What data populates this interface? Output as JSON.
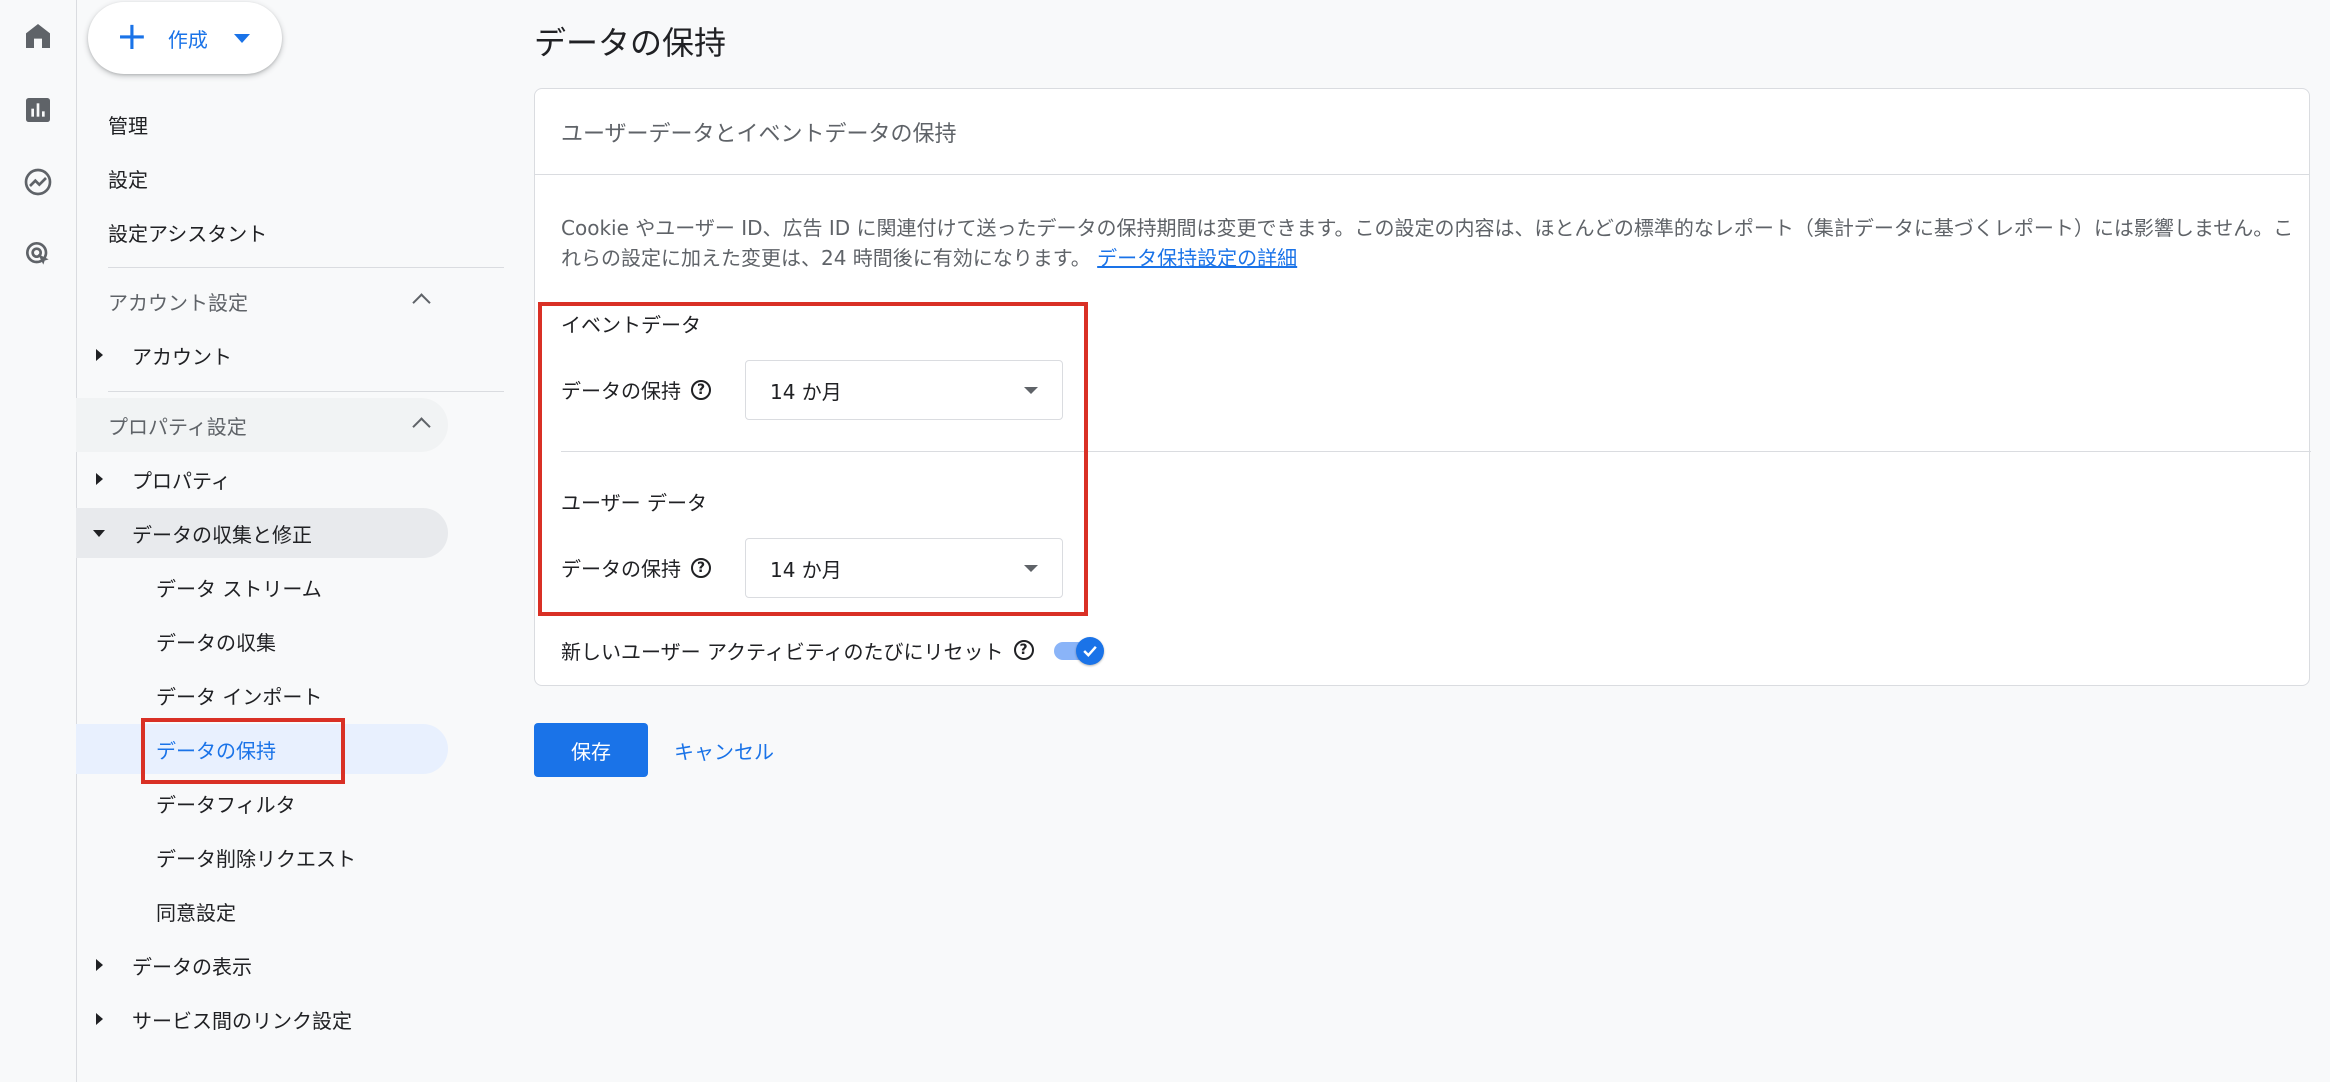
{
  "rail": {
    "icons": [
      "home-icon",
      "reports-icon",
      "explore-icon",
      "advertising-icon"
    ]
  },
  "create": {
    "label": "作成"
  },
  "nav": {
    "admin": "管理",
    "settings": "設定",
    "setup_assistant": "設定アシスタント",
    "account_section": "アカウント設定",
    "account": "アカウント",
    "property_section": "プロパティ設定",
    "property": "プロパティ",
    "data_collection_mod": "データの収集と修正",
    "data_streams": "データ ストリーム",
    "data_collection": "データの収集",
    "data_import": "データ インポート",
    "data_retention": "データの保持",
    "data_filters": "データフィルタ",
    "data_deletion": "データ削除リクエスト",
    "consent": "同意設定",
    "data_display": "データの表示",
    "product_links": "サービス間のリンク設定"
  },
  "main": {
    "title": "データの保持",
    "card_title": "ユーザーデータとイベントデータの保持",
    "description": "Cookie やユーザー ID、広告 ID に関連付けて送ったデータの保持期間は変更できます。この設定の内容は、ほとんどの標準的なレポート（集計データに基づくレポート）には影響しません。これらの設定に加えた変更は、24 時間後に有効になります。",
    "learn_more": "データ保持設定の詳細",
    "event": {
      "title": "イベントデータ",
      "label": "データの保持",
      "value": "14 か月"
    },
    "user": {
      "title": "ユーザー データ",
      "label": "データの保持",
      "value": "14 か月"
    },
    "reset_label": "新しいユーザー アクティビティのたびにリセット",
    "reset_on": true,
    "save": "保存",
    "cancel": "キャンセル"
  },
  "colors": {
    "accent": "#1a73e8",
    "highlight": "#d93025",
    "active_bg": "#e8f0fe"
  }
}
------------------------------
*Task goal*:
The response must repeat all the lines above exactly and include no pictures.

*Finished exercise*:
What data populates this interface? Output as JSON.
{
  "rail": {
    "icons": [
      "home-icon",
      "reports-icon",
      "explore-icon",
      "advertising-icon"
    ]
  },
  "create": {
    "label": "作成"
  },
  "nav": {
    "admin": "管理",
    "settings": "設定",
    "setup_assistant": "設定アシスタント",
    "account_section": "アカウント設定",
    "account": "アカウント",
    "property_section": "プロパティ設定",
    "property": "プロパティ",
    "data_collection_mod": "データの収集と修正",
    "data_streams": "データ ストリーム",
    "data_collection": "データの収集",
    "data_import": "データ インポート",
    "data_retention": "データの保持",
    "data_filters": "データフィルタ",
    "data_deletion": "データ削除リクエスト",
    "consent": "同意設定",
    "data_display": "データの表示",
    "product_links": "サービス間のリンク設定"
  },
  "main": {
    "title": "データの保持",
    "card_title": "ユーザーデータとイベントデータの保持",
    "description": "Cookie やユーザー ID、広告 ID に関連付けて送ったデータの保持期間は変更できます。この設定の内容は、ほとんどの標準的なレポート（集計データに基づくレポート）には影響しません。これらの設定に加えた変更は、24 時間後に有効になります。",
    "learn_more": "データ保持設定の詳細",
    "event": {
      "title": "イベントデータ",
      "label": "データの保持",
      "value": "14 か月"
    },
    "user": {
      "title": "ユーザー データ",
      "label": "データの保持",
      "value": "14 か月"
    },
    "reset_label": "新しいユーザー アクティビティのたびにリセット",
    "reset_on": true,
    "save": "保存",
    "cancel": "キャンセル"
  },
  "colors": {
    "accent": "#1a73e8",
    "highlight": "#d93025",
    "active_bg": "#e8f0fe"
  }
}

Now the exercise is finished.